top of page
  • Writer's pictureOut and About

Mullaloo Beach and Playgrounds

The pristine beach at Mullaloo is popular year round with it's long stretch of glistening white sand and gentle waves lapping the shore. With the added attraction of two playgrounds, large green spaces and a variety of places to grab some food it's no wonder it is popular!

The beach stretches over 3km from Whitfords Beach to the south all the way to Mullaloo Beach North where the beach peters out below the 10 m high calcarenite bluff. There are a few landmark memorials located on the bluff and you can climb up and wander around for a closer look and also for the stunning views south back down the beach.

If you head inland to the sealed dual use path you can ride or walk the short distance to the Lookout perched above the bluff for even better views! The dual use path runs all the way along the coast and is perfect for a bike ride or a walk but some of the cyclists do travel at speed so be aware.

The walk from the Mullaloo Surf Life Saving Club to Mullaloo Beach North is about 2km each way and is an easy walk as the beach is flat and easy to walk along.

The Mullaloo Surf Life Saving Club operates between October and April patrolling the middle section of the beach. The beach can be quite busy here - the safest section - but further along you will often find it is a bit quieter even on a busy day.

You can also walk south towards Whitfords Beach (1.5km) and Pinnaroo Point (2 km) either along the beach or along the paved dual use path.

The main access to the beach is next to the Surf Life Saving Club where you will also find the beach kiosk and Swell Mullaloo if you are in need of a drink, a meal or an icecream.

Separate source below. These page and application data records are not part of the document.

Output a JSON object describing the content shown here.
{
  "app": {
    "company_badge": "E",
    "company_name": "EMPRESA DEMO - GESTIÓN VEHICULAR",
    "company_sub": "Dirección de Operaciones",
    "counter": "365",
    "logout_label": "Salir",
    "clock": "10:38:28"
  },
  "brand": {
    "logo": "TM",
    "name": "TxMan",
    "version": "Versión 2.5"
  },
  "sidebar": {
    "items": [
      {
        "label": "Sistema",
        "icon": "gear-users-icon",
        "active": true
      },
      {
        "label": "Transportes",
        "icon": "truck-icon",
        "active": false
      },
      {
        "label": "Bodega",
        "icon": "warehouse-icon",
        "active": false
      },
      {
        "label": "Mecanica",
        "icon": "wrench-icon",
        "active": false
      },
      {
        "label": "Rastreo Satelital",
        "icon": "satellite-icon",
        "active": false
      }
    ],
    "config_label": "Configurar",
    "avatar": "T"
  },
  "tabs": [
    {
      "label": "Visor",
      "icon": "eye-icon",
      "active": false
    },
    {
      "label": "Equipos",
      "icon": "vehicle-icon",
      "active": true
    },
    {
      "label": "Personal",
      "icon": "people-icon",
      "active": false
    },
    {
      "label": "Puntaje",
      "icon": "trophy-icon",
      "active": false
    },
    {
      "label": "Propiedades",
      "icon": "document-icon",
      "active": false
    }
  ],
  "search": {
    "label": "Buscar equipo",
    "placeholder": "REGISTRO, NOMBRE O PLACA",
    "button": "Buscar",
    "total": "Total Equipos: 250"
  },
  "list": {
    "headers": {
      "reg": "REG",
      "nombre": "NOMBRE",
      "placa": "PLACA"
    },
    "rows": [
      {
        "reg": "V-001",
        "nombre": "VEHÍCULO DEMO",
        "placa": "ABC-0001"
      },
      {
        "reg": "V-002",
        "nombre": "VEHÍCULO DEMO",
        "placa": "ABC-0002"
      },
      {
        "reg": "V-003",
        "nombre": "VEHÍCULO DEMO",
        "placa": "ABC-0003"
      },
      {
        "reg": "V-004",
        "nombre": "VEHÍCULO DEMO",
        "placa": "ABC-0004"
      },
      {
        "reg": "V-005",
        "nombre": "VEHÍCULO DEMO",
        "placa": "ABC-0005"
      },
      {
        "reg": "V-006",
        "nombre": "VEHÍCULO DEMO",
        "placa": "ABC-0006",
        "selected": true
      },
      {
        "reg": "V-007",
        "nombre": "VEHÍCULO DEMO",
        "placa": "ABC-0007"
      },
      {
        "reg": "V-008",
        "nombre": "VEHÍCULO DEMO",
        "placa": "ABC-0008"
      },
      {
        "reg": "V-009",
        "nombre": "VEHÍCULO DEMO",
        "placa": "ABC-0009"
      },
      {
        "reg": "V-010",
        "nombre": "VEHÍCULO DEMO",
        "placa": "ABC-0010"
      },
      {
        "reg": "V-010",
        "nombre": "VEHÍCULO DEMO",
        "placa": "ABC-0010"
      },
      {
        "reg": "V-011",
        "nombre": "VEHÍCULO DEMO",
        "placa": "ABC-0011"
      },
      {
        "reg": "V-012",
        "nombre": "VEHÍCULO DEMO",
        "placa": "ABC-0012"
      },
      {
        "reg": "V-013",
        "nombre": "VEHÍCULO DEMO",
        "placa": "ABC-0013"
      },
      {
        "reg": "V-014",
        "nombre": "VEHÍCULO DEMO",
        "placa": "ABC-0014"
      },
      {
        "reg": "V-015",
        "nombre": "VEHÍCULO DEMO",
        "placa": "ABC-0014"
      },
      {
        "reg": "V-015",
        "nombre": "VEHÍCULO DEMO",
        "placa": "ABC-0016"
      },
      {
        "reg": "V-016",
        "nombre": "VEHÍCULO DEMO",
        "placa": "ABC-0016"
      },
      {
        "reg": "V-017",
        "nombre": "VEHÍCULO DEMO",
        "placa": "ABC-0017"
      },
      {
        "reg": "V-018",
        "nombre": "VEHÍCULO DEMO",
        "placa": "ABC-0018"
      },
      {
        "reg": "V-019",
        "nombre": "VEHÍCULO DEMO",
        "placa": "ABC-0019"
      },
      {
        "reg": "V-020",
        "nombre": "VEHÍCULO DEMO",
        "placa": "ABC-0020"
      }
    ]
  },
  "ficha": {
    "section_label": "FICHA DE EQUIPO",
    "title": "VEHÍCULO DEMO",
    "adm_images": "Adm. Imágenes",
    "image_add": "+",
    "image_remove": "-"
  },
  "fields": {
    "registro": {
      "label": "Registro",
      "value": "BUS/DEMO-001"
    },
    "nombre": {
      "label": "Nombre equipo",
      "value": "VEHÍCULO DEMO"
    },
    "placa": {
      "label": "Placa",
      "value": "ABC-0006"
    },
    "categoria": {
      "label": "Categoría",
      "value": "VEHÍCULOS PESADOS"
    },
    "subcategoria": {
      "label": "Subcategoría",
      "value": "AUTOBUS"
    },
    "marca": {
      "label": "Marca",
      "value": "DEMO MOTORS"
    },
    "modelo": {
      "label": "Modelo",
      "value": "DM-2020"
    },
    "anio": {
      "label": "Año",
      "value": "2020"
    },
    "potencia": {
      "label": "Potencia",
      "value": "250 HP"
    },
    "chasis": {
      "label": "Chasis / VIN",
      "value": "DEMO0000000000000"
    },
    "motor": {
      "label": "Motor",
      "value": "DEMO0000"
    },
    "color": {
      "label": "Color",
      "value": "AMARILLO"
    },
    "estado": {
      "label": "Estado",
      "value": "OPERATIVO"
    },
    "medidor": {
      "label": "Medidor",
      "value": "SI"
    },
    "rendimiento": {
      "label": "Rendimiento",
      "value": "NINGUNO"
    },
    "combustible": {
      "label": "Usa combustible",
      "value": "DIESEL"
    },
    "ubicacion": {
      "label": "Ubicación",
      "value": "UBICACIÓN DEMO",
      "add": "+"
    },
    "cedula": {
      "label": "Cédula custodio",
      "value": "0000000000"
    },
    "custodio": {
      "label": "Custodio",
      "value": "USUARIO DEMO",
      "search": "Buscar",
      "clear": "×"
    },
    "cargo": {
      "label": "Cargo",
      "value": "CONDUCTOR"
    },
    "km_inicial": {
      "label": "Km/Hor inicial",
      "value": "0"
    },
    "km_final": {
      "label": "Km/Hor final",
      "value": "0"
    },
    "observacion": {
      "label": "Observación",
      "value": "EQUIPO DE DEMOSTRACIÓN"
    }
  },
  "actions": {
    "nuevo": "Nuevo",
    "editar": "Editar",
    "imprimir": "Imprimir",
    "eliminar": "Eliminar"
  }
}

There are changerooms and toilets here with outdoor showers and some super cute murals!

Across the park you will find a Dome Cafe and the Mullaloo Hotel so there are plenty of choices for somewhere to eat. There is a sign with a QR code linking to the Sunset Coast Immersive Trail. Beach Shacks were a familiar sight along this coastline from the 1920's to as late as 1975.

To the south you will find a toddler pirate playground with a wooden ship and a boat ideal for imaginary play. There is also a basket swing and a little further over a basketball hoop. There are barbecues and picnic tables here and lots of grass to set up your picnic blanket. Kids can ride scooters around using the dual use path but again beware of fast cyclists.

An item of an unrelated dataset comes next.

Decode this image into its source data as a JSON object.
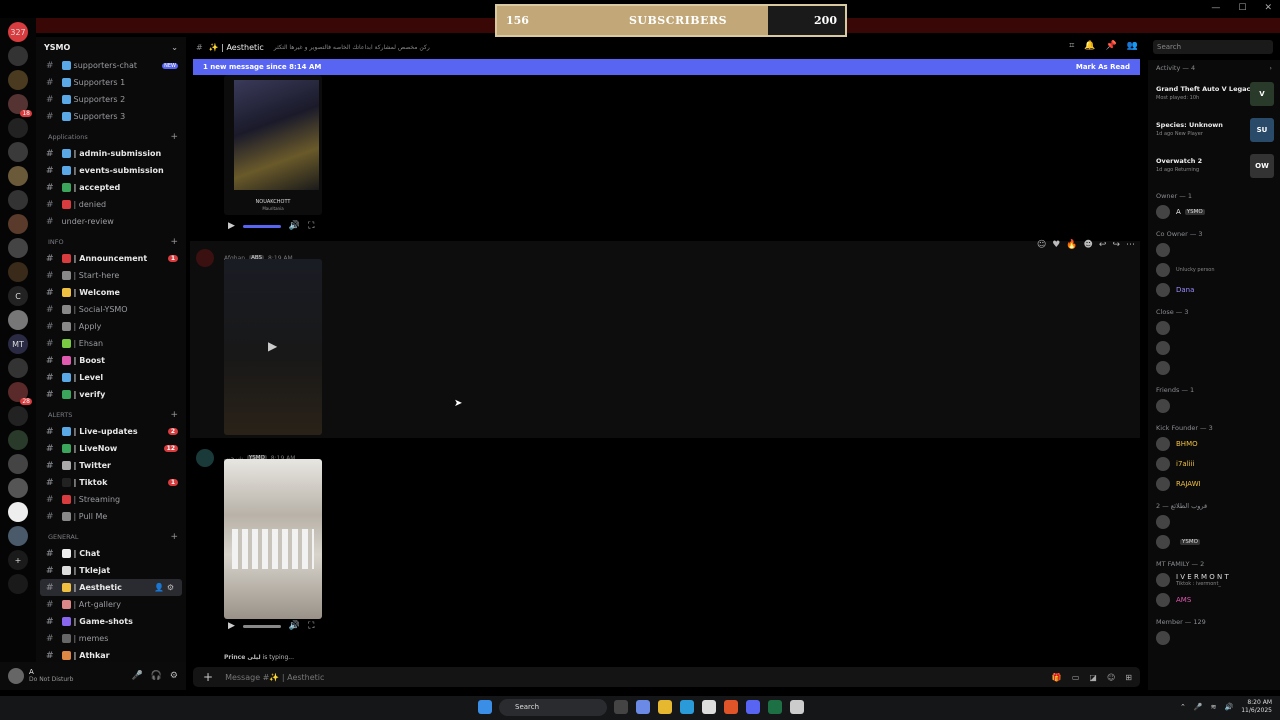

To the north you will find Tom Simpson Park, named after the dairy farmer who held substantial land holdings along this section of coast in the early years before development caught up. There is a large grassed area with picnic shelters and barbecues and a larger playground which caters for older kids with a wooden fort, climbing nets, monkey bars and tunnel slide. Younger children will enjoy the blue boat which has it's very own plank you can walk! There are smaller slides, nature play features, 4 swings and water play. Plenty to keep them busy.

There is a lot of parking - some near the red pirate playground and some north of the Tom Simpson Playground however this area does get very busy due to it's multiple attractions. Roadside parking, with beach access, is available further to the north or there is some overflow parking along Mullaloo Drive. On a summers day the car park can be full by 9am so get there early.

To read more blogs go to:

In the spirit of reconciliation Out and About- Family Nature Connection acknowledges the traditional owners of the Wadjak boodjar (Perth land) and their connections to land, sea and community. We pay our respect to their elders past and present and emerging and extend that respect to all Aboriginal and Torres Strait Islander peoples today.


bottom of page